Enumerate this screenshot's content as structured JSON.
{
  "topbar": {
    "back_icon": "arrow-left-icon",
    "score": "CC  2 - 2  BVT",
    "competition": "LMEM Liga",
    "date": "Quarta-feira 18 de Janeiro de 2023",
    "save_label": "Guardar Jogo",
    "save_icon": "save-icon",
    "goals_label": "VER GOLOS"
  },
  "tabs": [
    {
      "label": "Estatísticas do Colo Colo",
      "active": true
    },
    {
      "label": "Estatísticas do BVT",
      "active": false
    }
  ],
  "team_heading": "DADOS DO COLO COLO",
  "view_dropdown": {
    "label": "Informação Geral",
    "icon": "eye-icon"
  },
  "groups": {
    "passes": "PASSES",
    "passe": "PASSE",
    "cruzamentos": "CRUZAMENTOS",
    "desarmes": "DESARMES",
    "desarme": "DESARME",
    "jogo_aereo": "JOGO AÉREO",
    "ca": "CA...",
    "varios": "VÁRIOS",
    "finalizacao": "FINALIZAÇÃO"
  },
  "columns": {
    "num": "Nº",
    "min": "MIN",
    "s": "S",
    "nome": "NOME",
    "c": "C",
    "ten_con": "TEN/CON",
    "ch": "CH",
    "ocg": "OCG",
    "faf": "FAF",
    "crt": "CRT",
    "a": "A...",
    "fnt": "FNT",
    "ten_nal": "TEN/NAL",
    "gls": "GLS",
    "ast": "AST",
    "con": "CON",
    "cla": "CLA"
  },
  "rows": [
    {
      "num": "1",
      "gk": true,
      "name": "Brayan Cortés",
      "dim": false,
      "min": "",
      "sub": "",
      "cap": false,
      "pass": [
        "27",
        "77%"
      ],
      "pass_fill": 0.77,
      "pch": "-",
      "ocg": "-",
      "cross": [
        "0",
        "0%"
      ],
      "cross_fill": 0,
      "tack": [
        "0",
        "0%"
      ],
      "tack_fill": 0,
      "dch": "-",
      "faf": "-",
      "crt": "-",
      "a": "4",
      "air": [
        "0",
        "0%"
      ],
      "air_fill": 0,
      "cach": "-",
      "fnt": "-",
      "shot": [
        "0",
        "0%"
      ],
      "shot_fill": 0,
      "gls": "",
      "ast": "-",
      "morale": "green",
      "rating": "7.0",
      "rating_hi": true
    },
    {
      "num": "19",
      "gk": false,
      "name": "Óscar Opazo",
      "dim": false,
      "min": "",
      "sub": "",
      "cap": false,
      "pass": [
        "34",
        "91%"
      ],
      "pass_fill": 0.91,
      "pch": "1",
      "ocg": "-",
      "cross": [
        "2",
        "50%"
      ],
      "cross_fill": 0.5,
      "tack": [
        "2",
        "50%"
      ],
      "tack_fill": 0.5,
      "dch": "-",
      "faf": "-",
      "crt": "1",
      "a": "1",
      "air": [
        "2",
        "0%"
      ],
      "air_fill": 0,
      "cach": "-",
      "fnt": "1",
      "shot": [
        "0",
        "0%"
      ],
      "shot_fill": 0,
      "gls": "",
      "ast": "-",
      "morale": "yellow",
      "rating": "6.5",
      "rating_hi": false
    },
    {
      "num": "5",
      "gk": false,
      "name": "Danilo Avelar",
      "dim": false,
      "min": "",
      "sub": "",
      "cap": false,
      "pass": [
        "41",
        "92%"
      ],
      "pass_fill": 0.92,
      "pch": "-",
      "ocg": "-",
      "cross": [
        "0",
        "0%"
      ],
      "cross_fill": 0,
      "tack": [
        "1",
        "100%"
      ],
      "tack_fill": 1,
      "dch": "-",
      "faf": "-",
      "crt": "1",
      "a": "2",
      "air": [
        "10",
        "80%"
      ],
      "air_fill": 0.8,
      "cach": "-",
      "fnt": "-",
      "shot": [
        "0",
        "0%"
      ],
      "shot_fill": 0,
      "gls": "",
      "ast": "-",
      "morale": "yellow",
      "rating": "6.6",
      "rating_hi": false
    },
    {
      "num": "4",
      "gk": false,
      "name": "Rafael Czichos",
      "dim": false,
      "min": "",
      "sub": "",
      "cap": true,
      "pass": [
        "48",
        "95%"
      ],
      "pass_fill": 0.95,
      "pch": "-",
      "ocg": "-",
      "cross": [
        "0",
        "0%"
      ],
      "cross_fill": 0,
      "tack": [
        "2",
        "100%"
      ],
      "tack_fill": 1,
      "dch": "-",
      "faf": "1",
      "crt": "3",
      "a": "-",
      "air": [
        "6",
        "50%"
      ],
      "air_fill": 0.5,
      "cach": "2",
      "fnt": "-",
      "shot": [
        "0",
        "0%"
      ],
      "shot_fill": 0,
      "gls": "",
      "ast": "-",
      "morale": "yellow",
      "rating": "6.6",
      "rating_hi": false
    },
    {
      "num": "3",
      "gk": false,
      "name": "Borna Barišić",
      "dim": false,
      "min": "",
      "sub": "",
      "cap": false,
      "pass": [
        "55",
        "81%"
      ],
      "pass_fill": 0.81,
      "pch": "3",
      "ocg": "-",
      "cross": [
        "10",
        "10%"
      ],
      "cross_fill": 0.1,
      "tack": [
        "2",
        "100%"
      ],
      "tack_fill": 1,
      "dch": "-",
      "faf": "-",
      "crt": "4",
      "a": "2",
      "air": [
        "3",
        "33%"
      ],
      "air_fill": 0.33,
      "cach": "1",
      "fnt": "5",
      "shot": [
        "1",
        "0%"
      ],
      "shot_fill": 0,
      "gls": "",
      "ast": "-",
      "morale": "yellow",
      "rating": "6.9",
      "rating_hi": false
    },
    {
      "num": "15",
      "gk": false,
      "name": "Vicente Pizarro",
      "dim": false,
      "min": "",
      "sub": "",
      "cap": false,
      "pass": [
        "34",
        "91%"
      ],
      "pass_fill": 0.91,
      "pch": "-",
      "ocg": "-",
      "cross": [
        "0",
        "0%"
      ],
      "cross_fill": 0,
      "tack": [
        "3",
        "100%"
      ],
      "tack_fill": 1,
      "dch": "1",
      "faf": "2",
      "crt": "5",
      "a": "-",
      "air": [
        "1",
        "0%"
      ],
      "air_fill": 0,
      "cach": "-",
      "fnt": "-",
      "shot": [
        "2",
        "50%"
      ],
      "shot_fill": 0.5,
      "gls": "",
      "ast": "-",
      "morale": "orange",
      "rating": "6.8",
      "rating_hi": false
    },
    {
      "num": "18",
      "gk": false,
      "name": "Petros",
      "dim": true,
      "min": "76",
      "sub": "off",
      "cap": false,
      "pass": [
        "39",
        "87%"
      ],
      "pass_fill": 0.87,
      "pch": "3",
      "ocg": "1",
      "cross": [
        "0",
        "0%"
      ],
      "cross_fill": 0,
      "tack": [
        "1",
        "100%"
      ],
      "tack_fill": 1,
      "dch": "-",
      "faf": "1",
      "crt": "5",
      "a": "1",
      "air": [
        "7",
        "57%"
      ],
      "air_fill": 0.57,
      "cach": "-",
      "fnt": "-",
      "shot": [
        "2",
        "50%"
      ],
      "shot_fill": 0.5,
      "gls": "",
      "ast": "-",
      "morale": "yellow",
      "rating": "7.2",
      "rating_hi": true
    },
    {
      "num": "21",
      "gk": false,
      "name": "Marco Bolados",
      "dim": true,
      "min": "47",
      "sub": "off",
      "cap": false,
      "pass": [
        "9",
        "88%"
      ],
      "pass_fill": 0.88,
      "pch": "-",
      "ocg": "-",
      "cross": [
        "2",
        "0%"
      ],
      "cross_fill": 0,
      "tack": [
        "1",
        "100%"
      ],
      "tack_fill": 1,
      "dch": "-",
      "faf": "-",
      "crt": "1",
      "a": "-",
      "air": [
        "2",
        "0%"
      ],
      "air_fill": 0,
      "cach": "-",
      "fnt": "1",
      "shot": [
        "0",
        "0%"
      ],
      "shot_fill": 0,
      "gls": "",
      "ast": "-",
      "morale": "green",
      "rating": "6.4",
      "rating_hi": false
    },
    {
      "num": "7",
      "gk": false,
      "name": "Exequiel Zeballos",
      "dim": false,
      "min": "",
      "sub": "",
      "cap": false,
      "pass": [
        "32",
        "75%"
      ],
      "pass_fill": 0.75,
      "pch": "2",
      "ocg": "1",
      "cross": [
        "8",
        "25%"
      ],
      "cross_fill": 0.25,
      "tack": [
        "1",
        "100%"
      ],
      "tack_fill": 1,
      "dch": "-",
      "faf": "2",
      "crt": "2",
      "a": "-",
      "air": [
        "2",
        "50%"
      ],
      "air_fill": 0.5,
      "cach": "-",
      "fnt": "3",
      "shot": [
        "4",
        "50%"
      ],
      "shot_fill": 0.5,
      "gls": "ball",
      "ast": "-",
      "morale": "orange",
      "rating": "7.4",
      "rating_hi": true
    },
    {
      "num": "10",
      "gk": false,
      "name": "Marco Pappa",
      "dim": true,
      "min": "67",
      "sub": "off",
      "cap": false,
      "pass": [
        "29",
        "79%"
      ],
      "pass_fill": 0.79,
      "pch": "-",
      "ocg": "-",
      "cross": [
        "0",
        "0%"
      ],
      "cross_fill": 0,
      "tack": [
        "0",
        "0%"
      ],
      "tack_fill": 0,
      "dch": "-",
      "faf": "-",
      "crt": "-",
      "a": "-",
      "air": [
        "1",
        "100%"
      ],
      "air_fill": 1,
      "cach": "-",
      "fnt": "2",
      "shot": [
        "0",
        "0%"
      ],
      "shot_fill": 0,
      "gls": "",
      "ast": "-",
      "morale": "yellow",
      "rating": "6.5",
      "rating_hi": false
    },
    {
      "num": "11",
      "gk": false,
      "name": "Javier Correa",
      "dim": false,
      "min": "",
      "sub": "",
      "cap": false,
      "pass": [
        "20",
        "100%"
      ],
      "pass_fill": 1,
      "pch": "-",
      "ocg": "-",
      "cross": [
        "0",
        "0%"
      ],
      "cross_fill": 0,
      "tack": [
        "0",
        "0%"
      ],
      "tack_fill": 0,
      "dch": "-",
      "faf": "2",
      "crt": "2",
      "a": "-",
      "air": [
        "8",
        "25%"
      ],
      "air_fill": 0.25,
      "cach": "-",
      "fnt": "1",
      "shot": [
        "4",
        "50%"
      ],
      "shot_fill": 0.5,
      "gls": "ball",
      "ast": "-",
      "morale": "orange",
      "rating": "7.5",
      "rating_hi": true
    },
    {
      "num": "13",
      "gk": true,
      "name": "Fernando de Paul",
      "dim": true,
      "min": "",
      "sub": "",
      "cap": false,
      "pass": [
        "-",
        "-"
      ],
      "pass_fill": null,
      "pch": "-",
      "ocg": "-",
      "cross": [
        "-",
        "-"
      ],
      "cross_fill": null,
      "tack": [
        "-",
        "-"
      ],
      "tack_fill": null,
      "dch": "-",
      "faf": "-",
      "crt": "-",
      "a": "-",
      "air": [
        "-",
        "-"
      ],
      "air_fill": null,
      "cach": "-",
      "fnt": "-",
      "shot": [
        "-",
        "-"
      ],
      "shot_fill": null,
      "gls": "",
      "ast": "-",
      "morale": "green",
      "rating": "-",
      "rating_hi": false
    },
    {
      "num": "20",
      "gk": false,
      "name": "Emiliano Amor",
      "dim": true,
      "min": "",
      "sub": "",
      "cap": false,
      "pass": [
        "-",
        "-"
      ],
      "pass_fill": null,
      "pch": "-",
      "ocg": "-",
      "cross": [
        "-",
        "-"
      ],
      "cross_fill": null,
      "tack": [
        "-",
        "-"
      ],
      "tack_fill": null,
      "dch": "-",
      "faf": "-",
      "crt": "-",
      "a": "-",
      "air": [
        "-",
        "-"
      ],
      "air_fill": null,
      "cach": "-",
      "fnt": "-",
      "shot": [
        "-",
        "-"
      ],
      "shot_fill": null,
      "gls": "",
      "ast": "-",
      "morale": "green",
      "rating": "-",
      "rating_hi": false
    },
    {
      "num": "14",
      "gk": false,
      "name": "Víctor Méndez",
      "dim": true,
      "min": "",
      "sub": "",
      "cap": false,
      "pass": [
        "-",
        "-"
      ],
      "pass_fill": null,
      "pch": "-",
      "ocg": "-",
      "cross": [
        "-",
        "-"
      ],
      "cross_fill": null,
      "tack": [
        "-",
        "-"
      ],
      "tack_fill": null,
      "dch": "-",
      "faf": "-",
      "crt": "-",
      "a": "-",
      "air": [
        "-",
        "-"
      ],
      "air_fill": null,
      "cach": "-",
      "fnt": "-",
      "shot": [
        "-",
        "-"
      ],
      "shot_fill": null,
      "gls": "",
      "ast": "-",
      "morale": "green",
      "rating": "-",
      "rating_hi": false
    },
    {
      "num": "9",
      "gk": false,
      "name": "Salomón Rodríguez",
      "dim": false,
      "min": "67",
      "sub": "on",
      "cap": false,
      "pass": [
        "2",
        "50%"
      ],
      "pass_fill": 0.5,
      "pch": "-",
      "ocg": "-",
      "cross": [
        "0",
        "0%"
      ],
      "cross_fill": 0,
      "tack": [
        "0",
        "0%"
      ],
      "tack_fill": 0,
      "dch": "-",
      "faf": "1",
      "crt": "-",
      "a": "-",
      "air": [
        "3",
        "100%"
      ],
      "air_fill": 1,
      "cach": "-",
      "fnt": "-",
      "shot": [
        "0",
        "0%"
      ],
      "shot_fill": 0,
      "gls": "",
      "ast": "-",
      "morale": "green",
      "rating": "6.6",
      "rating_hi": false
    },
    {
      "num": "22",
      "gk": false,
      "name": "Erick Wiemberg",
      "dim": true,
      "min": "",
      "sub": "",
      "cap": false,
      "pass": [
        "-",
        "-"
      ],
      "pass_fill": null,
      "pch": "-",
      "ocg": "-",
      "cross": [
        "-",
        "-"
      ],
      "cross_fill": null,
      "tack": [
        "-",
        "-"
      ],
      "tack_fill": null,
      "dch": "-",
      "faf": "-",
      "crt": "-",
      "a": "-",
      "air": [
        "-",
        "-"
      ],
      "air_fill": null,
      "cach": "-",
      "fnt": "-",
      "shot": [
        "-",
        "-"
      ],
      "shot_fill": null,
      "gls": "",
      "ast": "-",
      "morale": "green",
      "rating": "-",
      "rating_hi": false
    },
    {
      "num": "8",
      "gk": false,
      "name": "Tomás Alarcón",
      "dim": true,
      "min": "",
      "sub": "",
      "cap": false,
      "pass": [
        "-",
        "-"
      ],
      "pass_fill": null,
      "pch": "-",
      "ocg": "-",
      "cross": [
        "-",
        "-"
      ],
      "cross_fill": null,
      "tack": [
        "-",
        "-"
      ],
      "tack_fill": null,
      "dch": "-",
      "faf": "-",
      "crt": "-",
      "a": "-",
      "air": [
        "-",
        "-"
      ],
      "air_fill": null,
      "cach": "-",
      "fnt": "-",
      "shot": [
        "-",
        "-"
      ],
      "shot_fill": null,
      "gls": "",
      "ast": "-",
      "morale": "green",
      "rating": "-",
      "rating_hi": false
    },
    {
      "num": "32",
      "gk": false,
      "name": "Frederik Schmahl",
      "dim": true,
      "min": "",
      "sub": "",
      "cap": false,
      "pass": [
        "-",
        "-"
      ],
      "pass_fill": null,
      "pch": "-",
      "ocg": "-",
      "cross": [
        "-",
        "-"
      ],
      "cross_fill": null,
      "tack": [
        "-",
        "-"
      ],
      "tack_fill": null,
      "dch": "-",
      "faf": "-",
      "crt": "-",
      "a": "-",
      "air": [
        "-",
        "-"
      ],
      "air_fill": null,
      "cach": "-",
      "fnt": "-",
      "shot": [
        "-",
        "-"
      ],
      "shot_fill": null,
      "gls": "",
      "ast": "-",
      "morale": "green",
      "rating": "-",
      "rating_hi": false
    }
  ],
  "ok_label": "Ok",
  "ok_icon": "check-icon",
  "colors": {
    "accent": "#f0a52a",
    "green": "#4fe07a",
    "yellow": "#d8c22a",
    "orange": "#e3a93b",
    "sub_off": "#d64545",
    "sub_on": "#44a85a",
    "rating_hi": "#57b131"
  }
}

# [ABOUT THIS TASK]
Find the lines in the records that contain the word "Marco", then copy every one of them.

# [EXERCISE RESPONSE]
      "name": "Marco Bolados",
      "name": "Marco Pappa",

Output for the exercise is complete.